With just days to go to Iran's presidential election, signs were emerging of a dark-horse reformist candidate in 64-year-old cleric Hassan Rohani
While not a declared reformist, Rohani has increasingly sounded themes that appear directly aimed at reformist voters ahead of the June 14 poll.
Rohani told supporters in Sari, the capital of the northern Mazandaran Province, on June 9 that he would end political suppression in Iran if he were elected.
"There should be an end to the suppression and radicalism of the last eight years," he said, referring to the two terms in office of outgoing President Mahmud Ahmadinejad.
That statement came one day after Rohani told supporters in Tehran that he would also free all political prisoners.
Both statements seem aimed at galvanizing reformist voters, who have felt sidelined since Ahmadinejad's reelection in 2009. The outcome, which many Iranians believe was rigged, sparked mass protests that were met with violence by the authorities and led to the arbitrary arrests of thousands.
And his role as an opposition champion appeared even more secure on July 11 after the pullout
of the only other relative moderate in the race, Mohammad Reza Aref
That move, reportedly at the behest of former reformist President Mohammad Khatami in an effort to unite the opposition, cleared the way for Khatami to endorse Rohani's candidacy. Khatami's advisory council said it was backing Rohani as the "reformist camp candidate."
Merhdad Emadi, an Iranian economic specialist with the London-based Data Matrix Systems, says that Rohani is attracting the attention of some disillusioned younger voters.

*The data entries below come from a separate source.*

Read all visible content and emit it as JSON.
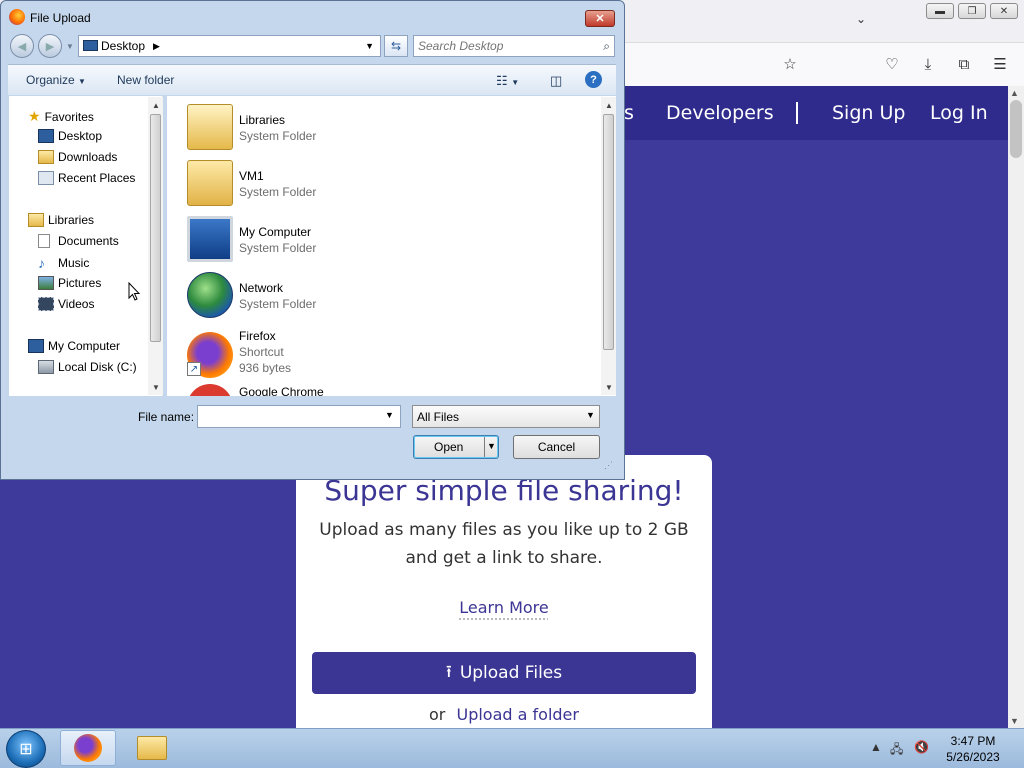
{
  "browser": {
    "toolbar_icons": [
      "bookmark-star-icon",
      "pocket-icon",
      "download-icon",
      "extensions-icon",
      "menu-icon"
    ]
  },
  "site": {
    "nav_partial": "s",
    "nav_developers": "Developers",
    "nav_signup": "Sign Up",
    "nav_login": "Log In",
    "headline": "Super simple file sharing!",
    "subtext_line1": "Upload as many files as you like up to 2 GB",
    "subtext_line2": "and get a link to share.",
    "learn_more": "Learn More",
    "upload_button": "Upload Files",
    "or_text": "or",
    "upload_folder": "Upload a folder",
    "accent_color": "#3b3594"
  },
  "dialog": {
    "title": "File Upload",
    "address": "Desktop",
    "search_placeholder": "Search Desktop",
    "organize": "Organize",
    "new_folder": "New folder",
    "nav_tree": [
      {
        "label": "Favorites",
        "icon": "star-icon"
      },
      {
        "label": "Desktop",
        "icon": "desktop-icon"
      },
      {
        "label": "Downloads",
        "icon": "downloads-folder-icon"
      },
      {
        "label": "Recent Places",
        "icon": "recent-places-icon"
      },
      {
        "label": "Libraries",
        "icon": "libraries-icon"
      },
      {
        "label": "Documents",
        "icon": "documents-icon"
      },
      {
        "label": "Music",
        "icon": "music-icon"
      },
      {
        "label": "Pictures",
        "icon": "pictures-icon"
      },
      {
        "label": "Videos",
        "icon": "videos-icon"
      },
      {
        "label": "My Computer",
        "icon": "computer-icon"
      },
      {
        "label": "Local Disk (C:)",
        "icon": "disk-icon"
      }
    ],
    "files": [
      {
        "name": "Libraries",
        "type": "System Folder",
        "size": "",
        "icon": "libraries-folder-icon"
      },
      {
        "name": "VM1",
        "type": "System Folder",
        "size": "",
        "icon": "user-folder-icon"
      },
      {
        "name": "My Computer",
        "type": "System Folder",
        "size": "",
        "icon": "computer-icon"
      },
      {
        "name": "Network",
        "type": "System Folder",
        "size": "",
        "icon": "network-icon"
      },
      {
        "name": "Firefox",
        "type": "Shortcut",
        "size": "936 bytes",
        "icon": "firefox-icon"
      },
      {
        "name": "Google Chrome",
        "type": "",
        "size": "",
        "icon": "chrome-icon"
      }
    ],
    "filename_label": "File name:",
    "filename_value": "",
    "filetype_value": "All Files",
    "open_label": "Open",
    "cancel_label": "Cancel"
  },
  "taskbar": {
    "time": "3:47 PM",
    "date": "5/26/2023"
  }
}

"All the indicators suggest that in the absence of a real candidate, or ideal candidate for reformers, Mr. Rohani appears to be the closest substitute who can actually entice a large segment of reform-seeking voters who felt completely excluded," Emadi says. "We see traction with the younger people who were completely switched off even until just two weeks ago."
Rohani's public appeal for freeing political prisoners came as a last-minute campaign surprise. Both he and Aref stayed silent during the tumult after the 2009 election, though both said later that "violations" occurred during the poll.
As a close ally of Ali Akbar Hashemi Rafasanjani, Rohani has increasingly moved to appeal to both moderate and reformist voters since Iran's election-supervising Guardians Council controversially barred Rafsanjani's own candidacy. Rafsanjani was widely considered capable of attracting the reformist vote because his camp has openly feuded with those of both Ahmadinejad and Supreme Leader Ayatollah Ali Khamenei over the repression of the opposition movement.
Last week, Rohani aired a promotional video on television that praised Rafsanjani, prompting speculation that Rafsanjani could give him his official endorsement before election day.
Centrifuges And Lives
Rohani is no stranger to politics. He previously served as Iran's leading negotiator on nuclear affairs during Khatami's presidency and he has taken a forceful posture against his conservative rivals in Iran's three candidate debates.
The clergyman has said he wants better relations with the West without weakening Iran's negotiating stance over its controversial nuclear program. He appeared to fault the policies of Said Jalili
, Iran's current chief nuclear negotiator and a leading conservative presidential candidate, for leading Iran into punitive economic sanctions.
In the last of the debates, Rohani said on June 7 that "it is good to have centrifuges running, provided people's lives and livelihoods are also running."
Jalili, in turn, lambasted the "soft" strategy of previous administrations, saying it undermined Iran through subservience to Western powers.
There have been signs that conservatives could push back hard at Rohani before the June 14 vote. On June 9, Iran's semiofficial Mehr news agency reported that the powerful Guardians Council would consider whether to retroactively disqualify Rohani's candidacy. However, Guardians Council spokesman Abbas Ali Kadkhodai said on June 10 that "a further review of the qualifications of candidates has not been raised and we deny such a thing."
The question is whether Rohani could galvanize sufficient support to win the election.
'Lots Of Tension'
Scott Lucas, an Iranian affairs expert at Britain's Birmingham University, says Rohani may have a chance if the election is fair, if the moderate and reformist candidates form a coalition, and if the conservative candidates split their own vote among themselves.
"I think we are in a period up until Friday's election where you have a lot of tension amongst what the conservatives do and you have a lot of tension over whether there will be a coalition between the moderates and reformists," Lucas says.
If there is no clear winner in the first round, the election will go to a second vote a week later.
The number of candidates has been narrowed from eight to six.
In addition to Aref dropping out of the race, former parliamentary speaker Gholam Ali Haddad-Adel on June 10 also withdrew.
Adel, who is related by marriage to Supreme Leader Ayatollah Ali Khamenei, did not state a reason.